- **Supplied records**:
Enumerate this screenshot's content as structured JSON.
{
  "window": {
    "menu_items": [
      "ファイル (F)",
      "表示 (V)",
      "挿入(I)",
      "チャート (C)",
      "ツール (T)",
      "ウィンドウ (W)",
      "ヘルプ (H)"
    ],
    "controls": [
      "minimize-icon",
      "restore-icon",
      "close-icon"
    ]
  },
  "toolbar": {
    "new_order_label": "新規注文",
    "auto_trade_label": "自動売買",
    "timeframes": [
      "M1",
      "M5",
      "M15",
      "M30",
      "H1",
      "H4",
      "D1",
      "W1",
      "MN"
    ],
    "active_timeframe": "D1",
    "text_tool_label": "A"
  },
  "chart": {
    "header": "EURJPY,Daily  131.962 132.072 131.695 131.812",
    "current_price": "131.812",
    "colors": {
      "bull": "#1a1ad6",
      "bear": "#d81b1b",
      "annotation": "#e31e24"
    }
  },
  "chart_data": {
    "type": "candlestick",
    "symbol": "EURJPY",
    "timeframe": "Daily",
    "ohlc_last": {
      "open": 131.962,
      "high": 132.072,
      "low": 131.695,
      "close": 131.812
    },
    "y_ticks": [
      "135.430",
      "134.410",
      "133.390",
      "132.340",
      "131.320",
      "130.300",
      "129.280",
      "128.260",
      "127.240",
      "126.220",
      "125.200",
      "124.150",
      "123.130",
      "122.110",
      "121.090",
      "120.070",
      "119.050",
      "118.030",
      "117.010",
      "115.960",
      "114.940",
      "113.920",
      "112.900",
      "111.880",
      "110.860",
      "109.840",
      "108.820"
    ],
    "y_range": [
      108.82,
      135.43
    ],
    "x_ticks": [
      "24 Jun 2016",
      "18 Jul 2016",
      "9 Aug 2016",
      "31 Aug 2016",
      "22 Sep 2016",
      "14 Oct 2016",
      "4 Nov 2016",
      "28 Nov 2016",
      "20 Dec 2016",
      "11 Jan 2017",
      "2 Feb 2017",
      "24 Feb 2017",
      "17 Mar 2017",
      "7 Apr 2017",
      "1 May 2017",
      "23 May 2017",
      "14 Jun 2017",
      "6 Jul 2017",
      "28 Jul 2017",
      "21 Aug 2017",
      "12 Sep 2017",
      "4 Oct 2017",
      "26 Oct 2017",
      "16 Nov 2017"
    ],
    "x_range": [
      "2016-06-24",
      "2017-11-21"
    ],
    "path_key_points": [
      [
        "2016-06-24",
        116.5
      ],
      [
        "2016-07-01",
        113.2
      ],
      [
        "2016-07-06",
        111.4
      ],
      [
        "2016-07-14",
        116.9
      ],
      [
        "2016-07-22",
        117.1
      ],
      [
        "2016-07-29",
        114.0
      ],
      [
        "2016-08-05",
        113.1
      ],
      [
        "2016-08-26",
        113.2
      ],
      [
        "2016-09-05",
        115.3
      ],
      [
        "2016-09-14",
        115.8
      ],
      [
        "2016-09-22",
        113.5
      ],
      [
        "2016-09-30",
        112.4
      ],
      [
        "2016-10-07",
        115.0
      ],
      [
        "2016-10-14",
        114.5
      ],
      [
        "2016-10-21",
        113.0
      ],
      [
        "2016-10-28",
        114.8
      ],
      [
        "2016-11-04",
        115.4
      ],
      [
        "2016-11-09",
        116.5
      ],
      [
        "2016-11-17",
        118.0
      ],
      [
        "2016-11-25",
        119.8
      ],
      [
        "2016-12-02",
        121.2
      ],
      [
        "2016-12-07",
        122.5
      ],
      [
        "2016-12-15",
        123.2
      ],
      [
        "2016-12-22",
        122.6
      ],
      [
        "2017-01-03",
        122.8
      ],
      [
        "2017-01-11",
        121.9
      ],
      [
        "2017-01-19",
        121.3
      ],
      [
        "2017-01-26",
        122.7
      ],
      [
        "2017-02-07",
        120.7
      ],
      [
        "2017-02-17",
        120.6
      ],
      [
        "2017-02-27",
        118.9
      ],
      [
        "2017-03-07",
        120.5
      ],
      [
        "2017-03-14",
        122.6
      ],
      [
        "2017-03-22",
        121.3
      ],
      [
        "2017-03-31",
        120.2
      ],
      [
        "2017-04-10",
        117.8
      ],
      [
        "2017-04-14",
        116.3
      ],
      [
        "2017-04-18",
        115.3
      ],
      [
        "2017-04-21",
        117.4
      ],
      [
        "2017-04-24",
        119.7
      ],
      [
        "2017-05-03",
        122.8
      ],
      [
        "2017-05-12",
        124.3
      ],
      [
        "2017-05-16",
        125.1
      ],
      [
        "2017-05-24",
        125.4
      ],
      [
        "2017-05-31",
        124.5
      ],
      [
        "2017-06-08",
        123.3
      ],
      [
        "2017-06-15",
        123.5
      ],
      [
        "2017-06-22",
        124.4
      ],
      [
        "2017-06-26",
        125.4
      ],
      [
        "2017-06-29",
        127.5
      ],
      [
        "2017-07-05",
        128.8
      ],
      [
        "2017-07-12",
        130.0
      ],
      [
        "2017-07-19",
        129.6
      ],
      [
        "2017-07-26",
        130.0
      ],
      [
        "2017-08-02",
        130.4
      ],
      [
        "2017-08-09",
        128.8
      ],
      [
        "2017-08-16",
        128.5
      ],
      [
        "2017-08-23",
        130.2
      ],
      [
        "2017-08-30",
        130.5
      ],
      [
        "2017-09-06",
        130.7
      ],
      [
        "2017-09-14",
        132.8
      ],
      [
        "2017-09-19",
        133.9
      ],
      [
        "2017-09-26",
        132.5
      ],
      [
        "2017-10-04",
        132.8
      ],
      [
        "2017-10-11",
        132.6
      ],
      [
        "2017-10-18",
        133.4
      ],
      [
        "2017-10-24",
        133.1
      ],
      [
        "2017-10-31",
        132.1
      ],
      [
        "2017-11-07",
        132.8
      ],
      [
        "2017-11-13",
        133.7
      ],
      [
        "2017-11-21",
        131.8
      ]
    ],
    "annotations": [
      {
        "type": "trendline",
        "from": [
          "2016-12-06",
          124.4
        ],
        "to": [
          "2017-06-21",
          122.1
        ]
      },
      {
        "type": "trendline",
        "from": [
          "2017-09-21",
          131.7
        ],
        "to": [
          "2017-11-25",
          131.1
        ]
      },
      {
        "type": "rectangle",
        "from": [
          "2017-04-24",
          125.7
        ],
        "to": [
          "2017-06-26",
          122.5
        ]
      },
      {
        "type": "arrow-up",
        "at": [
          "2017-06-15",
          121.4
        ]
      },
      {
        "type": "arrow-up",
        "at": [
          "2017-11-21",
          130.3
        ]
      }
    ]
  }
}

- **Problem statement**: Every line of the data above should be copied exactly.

- **Written response**:
Enumerate this screenshot's content as structured JSON.
{
  "window": {
    "menu_items": [
      "ファイル (F)",
      "表示 (V)",
      "挿入(I)",
      "チャート (C)",
      "ツール (T)",
      "ウィンドウ (W)",
      "ヘルプ (H)"
    ],
    "controls": [
      "minimize-icon",
      "restore-icon",
      "close-icon"
    ]
  },
  "toolbar": {
    "new_order_label": "新規注文",
    "auto_trade_label": "自動売買",
    "timeframes": [
      "M1",
      "M5",
      "M15",
      "M30",
      "H1",
      "H4",
      "D1",
      "W1",
      "MN"
    ],
    "active_timeframe": "D1",
    "text_tool_label": "A"
  },
  "chart": {
    "header": "EURJPY,Daily  131.962 132.072 131.695 131.812",
    "current_price": "131.812",
    "colors": {
      "bull": "#1a1ad6",
      "bear": "#d81b1b",
      "annotation": "#e31e24"
    }
  },
  "chart_data": {
    "type": "candlestick",
    "symbol": "EURJPY",
    "timeframe": "Daily",
    "ohlc_last": {
      "open": 131.962,
      "high": 132.072,
      "low": 131.695,
      "close": 131.812
    },
    "y_ticks": [
      "135.430",
      "134.410",
      "133.390",
      "132.340",
      "131.320",
      "130.300",
      "129.280",
      "128.260",
      "127.240",
      "126.220",
      "125.200",
      "124.150",
      "123.130",
      "122.110",
      "121.090",
      "120.070",
      "119.050",
      "118.030",
      "117.010",
      "115.960",
      "114.940",
      "113.920",
      "112.900",
      "111.880",
      "110.860",
      "109.840",
      "108.820"
    ],
    "y_range": [
      108.82,
      135.43
    ],
    "x_ticks": [
      "24 Jun 2016",
      "18 Jul 2016",
      "9 Aug 2016",
      "31 Aug 2016",
      "22 Sep 2016",
      "14 Oct 2016",
      "4 Nov 2016",
      "28 Nov 2016",
      "20 Dec 2016",
      "11 Jan 2017",
      "2 Feb 2017",
      "24 Feb 2017",
      "17 Mar 2017",
      "7 Apr 2017",
      "1 May 2017",
      "23 May 2017",
      "14 Jun 2017",
      "6 Jul 2017",
      "28 Jul 2017",
      "21 Aug 2017",
      "12 Sep 2017",
      "4 Oct 2017",
      "26 Oct 2017",
      "16 Nov 2017"
    ],
    "x_range": [
      "2016-06-24",
      "2017-11-21"
    ],
    "path_key_points": [
      [
        "2016-06-24",
        116.5
      ],
      [
        "2016-07-01",
        113.2
      ],
      [
        "2016-07-06",
        111.4
      ],
      [
        "2016-07-14",
        116.9
      ],
      [
        "2016-07-22",
        117.1
      ],
      [
        "2016-07-29",
        114.0
      ],
      [
        "2016-08-05",
        113.1
      ],
      [
        "2016-08-26",
        113.2
      ],
      [
        "2016-09-05",
        115.3
      ],
      [
        "2016-09-14",
        115.8
      ],
      [
        "2016-09-22",
        113.5
      ],
      [
        "2016-09-30",
        112.4
      ],
      [
        "2016-10-07",
        115.0
      ],
      [
        "2016-10-14",
        114.5
      ],
      [
        "2016-10-21",
        113.0
      ],
      [
        "2016-10-28",
        114.8
      ],
      [
        "2016-11-04",
        115.4
      ],
      [
        "2016-11-09",
        116.5
      ],
      [
        "2016-11-17",
        118.0
      ],
      [
        "2016-11-25",
        119.8
      ],
      [
        "2016-12-02",
        121.2
      ],
      [
        "2016-12-07",
        122.5
      ],
      [
        "2016-12-15",
        123.2
      ],
      [
        "2016-12-22",
        122.6
      ],
      [
        "2017-01-03",
        122.8
      ],
      [
        "2017-01-11",
        121.9
      ],
      [
        "2017-01-19",
        121.3
      ],
      [
        "2017-01-26",
        122.7
      ],
      [
        "2017-02-07",
        120.7
      ],
      [
        "2017-02-17",
        120.6
      ],
      [
        "2017-02-27",
        118.9
      ],
      [
        "2017-03-07",
        120.5
      ],
      [
        "2017-03-14",
        122.6
      ],
      [
        "2017-03-22",
        121.3
      ],
      [
        "2017-03-31",
        120.2
      ],
      [
        "2017-04-10",
        117.8
      ],
      [
        "2017-04-14",
        116.3
      ],
      [
        "2017-04-18",
        115.3
      ],
      [
        "2017-04-21",
        117.4
      ],
      [
        "2017-04-24",
        119.7
      ],
      [
        "2017-05-03",
        122.8
      ],
      [
        "2017-05-12",
        124.3
      ],
      [
        "2017-05-16",
        125.1
      ],
      [
        "2017-05-24",
        125.4
      ],
      [
        "2017-05-31",
        124.5
      ],
      [
        "2017-06-08",
        123.3
      ],
      [
        "2017-06-15",
        123.5
      ],
      [
        "2017-06-22",
        124.4
      ],
      [
        "2017-06-26",
        125.4
      ],
      [
        "2017-06-29",
        127.5
      ],
      [
        "2017-07-05",
        128.8
      ],
      [
        "2017-07-12",
        130.0
      ],
      [
        "2017-07-19",
        129.6
      ],
      [
        "2017-07-26",
        130.0
      ],
      [
        "2017-08-02",
        130.4
      ],
      [
        "2017-08-09",
        128.8
      ],
      [
        "2017-08-16",
        128.5
      ],
      [
        "2017-08-23",
        130.2
      ],
      [
        "2017-08-30",
        130.5
      ],
      [
        "2017-09-06",
        130.7
      ],
      [
        "2017-09-14",
        132.8
      ],
      [
        "2017-09-19",
        133.9
      ],
      [
        "2017-09-26",
        132.5
      ],
      [
        "2017-10-04",
        132.8
      ],
      [
        "2017-10-11",
        132.6
      ],
      [
        "2017-10-18",
        133.4
      ],
      [
        "2017-10-24",
        133.1
      ],
      [
        "2017-10-31",
        132.1
      ],
      [
        "2017-11-07",
        132.8
      ],
      [
        "2017-11-13",
        133.7
      ],
      [
        "2017-11-21",
        131.8
      ]
    ],
    "annotations": [
      {
        "type": "trendline",
        "from": [
          "2016-12-06",
          124.4
        ],
        "to": [
          "2017-06-21",
          122.1
        ]
      },
      {
        "type": "trendline",
        "from": [
          "2017-09-21",
          131.7
        ],
        "to": [
          "2017-11-25",
          131.1
        ]
      },
      {
        "type": "rectangle",
        "from": [
          "2017-04-24",
          125.7
        ],
        "to": [
          "2017-06-26",
          122.5
        ]
      },
      {
        "type": "arrow-up",
        "at": [
          "2017-06-15",
          121.4
        ]
      },
      {
        "type": "arrow-up",
        "at": [
          "2017-11-21",
          130.3
        ]
      }
    ]
  }
}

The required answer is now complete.